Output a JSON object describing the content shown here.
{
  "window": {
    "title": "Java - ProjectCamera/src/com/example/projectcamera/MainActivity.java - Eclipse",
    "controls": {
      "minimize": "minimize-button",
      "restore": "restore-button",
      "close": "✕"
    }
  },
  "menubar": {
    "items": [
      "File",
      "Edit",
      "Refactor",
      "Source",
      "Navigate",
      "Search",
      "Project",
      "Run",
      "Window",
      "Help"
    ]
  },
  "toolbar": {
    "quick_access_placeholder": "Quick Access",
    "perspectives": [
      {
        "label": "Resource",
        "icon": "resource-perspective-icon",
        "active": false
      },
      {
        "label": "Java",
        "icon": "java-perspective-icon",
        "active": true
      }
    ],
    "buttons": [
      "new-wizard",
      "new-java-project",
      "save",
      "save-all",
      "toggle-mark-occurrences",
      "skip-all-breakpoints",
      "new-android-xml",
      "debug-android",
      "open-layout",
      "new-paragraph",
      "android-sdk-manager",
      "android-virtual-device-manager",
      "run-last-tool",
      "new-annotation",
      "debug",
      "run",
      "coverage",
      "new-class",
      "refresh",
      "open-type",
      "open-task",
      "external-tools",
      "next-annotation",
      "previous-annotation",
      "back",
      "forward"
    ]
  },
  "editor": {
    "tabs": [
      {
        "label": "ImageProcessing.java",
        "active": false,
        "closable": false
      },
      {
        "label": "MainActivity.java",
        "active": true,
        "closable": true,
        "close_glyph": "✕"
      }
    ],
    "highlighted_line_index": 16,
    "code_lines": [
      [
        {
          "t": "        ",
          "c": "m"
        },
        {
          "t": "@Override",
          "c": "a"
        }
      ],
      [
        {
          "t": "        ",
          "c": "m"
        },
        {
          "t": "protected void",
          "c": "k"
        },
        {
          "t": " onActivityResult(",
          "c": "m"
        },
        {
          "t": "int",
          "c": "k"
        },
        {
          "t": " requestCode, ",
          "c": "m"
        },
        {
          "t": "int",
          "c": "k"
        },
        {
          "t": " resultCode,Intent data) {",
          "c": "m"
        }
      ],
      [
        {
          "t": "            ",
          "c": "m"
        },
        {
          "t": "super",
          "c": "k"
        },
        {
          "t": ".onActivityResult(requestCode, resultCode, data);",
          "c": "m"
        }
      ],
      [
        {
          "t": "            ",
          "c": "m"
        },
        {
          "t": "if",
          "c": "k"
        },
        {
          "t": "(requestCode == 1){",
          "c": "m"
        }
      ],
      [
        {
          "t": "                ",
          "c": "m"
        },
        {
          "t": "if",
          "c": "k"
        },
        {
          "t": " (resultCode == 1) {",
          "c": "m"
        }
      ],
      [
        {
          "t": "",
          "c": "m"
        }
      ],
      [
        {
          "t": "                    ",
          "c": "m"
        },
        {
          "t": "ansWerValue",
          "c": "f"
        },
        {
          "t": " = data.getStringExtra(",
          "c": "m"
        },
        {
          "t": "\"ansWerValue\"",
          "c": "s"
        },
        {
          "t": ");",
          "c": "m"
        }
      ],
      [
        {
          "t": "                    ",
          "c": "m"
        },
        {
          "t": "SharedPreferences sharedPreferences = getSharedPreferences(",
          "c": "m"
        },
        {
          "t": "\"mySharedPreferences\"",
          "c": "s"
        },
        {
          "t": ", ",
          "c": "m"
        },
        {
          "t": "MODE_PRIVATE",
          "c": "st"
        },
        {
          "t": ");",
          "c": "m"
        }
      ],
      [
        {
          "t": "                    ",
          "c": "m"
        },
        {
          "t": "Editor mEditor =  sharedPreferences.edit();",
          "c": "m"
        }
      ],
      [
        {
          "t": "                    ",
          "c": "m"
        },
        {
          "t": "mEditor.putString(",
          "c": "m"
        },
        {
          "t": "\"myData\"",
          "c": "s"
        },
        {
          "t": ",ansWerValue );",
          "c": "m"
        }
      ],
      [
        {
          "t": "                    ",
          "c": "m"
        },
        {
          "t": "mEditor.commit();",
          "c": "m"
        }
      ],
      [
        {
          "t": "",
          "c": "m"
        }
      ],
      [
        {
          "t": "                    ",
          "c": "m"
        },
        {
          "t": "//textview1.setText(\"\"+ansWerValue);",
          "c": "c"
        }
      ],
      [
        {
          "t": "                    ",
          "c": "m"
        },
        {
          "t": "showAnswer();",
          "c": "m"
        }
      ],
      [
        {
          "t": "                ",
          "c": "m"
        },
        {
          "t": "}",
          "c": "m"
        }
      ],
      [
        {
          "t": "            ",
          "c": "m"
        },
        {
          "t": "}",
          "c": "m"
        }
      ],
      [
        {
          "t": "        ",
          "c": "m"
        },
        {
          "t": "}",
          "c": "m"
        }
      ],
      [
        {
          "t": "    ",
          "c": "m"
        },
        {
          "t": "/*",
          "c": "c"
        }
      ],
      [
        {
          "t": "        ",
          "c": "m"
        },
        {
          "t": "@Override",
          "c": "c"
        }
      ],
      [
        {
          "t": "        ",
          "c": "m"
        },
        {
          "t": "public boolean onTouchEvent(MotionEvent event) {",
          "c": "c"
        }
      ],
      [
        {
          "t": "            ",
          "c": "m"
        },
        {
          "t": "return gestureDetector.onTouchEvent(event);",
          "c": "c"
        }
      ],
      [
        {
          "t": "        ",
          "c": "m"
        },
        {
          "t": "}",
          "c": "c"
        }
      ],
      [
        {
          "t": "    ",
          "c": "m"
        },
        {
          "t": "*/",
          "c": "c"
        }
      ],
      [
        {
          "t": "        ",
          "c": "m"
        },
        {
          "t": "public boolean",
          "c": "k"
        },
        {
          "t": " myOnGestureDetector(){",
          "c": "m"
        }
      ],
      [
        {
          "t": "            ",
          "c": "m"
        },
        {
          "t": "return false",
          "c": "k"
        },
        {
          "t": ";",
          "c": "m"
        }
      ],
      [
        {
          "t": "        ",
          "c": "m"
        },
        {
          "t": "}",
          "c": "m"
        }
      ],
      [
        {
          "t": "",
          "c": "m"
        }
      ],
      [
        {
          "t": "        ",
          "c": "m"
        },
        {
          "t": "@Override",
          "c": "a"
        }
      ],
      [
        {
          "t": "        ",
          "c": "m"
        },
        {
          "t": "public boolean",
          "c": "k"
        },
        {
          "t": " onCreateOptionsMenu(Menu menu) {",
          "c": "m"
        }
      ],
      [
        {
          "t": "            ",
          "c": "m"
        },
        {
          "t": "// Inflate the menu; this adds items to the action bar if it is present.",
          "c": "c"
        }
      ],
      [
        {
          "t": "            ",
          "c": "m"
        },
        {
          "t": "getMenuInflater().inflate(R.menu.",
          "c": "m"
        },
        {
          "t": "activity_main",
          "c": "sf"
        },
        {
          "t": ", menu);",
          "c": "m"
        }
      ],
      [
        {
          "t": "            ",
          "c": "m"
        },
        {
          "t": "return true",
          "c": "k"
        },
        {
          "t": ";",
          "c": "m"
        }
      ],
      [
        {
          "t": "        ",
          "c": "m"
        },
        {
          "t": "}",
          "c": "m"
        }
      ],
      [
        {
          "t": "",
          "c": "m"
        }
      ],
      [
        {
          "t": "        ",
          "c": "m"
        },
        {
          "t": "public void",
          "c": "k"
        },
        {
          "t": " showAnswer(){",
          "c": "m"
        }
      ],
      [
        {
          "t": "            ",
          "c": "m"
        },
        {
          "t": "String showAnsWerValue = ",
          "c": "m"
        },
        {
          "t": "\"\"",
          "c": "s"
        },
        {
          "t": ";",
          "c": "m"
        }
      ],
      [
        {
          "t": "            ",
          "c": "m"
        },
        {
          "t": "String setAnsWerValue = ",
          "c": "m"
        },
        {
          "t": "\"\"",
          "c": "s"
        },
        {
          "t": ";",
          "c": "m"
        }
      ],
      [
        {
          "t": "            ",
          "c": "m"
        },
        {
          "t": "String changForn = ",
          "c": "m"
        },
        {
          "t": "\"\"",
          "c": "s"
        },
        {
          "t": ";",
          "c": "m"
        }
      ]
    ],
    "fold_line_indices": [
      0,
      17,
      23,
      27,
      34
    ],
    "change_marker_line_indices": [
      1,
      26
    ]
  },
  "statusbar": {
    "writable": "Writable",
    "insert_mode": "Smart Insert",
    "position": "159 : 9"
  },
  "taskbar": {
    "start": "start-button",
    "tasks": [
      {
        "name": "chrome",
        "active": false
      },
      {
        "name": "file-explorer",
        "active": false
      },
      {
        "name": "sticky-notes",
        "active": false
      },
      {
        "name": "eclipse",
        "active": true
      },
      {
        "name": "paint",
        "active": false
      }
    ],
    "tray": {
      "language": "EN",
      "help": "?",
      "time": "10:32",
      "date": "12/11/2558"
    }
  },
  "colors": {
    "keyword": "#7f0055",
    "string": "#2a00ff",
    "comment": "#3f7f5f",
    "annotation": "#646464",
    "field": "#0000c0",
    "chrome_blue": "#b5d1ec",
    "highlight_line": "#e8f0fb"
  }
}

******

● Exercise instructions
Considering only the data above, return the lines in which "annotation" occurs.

● Finished task
      "new-annotation",
      "next-annotation",
      "previous-annotation",
    "annotation": "#646464",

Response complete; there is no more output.